      We can add that this memorial to the traitors, who considered Negroes to be subhuman, remains today only because their modern days supporters are vehemently against identity politics. LOL dude.

      • Jed

        don’t forget to mention when the monument was erected, likely almost a century after the actual events being commemorated, with the timing more closely coinciding with some newer episode of the culture war (“culture war” = whites employing state-sanctioned force against the descendants of their former slaves and any wave of immigration that came to the US later than their own families).

        • José

          The statue was raised in 1936 so I figured it was somehow associated to the big Texas Centennial in Dallas that year. But here’s an article with a cool fact that’s sure to be of interest to Confederacy apologists. The statue was dedicated by a well known liberal Democrat, President Franklin Delano Roosevelt. I guess any government works project was acceptable during the Depression.

          • Jed

            i think fdr was the last time anybody spent money on our state park system.

            there is s**t on the bathroom walls that dates to eisenhower.

      • Mark Machado

        People are always going to be offended. That is never going to change.

        So put up a statue of whatever person is the flavor of the moment next to the Confederate statue or in the next park over or wherever you want really. Sure today that statue would be of some social justice warrior. In years to come I have no doubt peoples perception of things will change again and they will look back at that statue and wonder does that person really deserve a statue? I’m willing to bet you wouldn’t want to see it removed and could come up with a list of reasons why removing it would be wrong.

        It was a Civil War. The bloodiest war in American history. The people that were killed were fellow Americas not some outside invading force. Moms. Dads, Brothers, Sisters relatives of America. People in the South mourned the lost of loved ones with these statues. It is a complicated issue and there is no easy answer. I don’t believe the answer is to remove these historical monuments from public view without debate and wipe the memory of those people away though.

        • José

          You’re right, “flavor of the month” monuments are pretty dumb. Yet that’s exactly how these Confederate memorials were put there. Maybe you ought to drop that silly argument.

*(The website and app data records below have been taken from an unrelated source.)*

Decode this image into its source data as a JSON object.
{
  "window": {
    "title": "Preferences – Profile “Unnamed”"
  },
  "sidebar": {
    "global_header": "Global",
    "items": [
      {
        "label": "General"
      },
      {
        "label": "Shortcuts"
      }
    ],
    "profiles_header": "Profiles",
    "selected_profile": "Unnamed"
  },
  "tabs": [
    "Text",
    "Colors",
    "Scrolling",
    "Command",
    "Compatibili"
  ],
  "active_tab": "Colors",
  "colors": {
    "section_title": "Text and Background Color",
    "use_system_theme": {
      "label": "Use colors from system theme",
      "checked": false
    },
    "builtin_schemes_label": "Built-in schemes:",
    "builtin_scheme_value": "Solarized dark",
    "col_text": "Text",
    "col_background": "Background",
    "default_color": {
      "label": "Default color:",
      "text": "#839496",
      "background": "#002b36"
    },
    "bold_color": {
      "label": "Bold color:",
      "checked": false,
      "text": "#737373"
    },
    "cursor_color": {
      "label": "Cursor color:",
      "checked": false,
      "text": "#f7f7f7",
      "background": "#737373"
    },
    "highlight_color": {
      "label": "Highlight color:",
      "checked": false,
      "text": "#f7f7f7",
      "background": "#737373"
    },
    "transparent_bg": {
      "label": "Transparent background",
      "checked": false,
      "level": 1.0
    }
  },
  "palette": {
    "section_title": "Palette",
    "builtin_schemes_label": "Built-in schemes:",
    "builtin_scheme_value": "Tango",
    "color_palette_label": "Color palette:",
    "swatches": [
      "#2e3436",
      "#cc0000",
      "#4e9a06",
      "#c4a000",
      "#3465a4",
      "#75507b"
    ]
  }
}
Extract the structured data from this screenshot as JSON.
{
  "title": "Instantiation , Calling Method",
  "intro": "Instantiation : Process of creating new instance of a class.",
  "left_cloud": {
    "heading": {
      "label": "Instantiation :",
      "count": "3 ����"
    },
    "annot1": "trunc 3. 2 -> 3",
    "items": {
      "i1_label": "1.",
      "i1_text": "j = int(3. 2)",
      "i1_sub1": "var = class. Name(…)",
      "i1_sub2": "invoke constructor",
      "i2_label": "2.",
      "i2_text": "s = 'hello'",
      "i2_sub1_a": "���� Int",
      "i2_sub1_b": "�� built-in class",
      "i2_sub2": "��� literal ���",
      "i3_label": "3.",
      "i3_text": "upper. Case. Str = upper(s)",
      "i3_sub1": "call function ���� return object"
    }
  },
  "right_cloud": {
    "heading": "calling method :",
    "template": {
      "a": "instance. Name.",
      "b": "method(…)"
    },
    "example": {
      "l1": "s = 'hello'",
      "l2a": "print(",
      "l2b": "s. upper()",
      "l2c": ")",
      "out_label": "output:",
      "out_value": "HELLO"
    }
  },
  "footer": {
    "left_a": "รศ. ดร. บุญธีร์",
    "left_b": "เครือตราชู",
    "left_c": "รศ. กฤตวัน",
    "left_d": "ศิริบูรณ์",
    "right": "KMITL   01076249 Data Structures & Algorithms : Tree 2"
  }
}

          The Civil War IS a complicated subject. Putting up a monument honoring someone who fought against our country and leaving it at that with no explanation is a terrible way to handle it, yet that’s the only way that you find acceptable. Why is that? Something needs to change. Either we present these historical figures with an honest explanation of who they are and what they did, or we remove these intentionally one-sided and misleading works of public propaganda that glorify the defenders of slavery.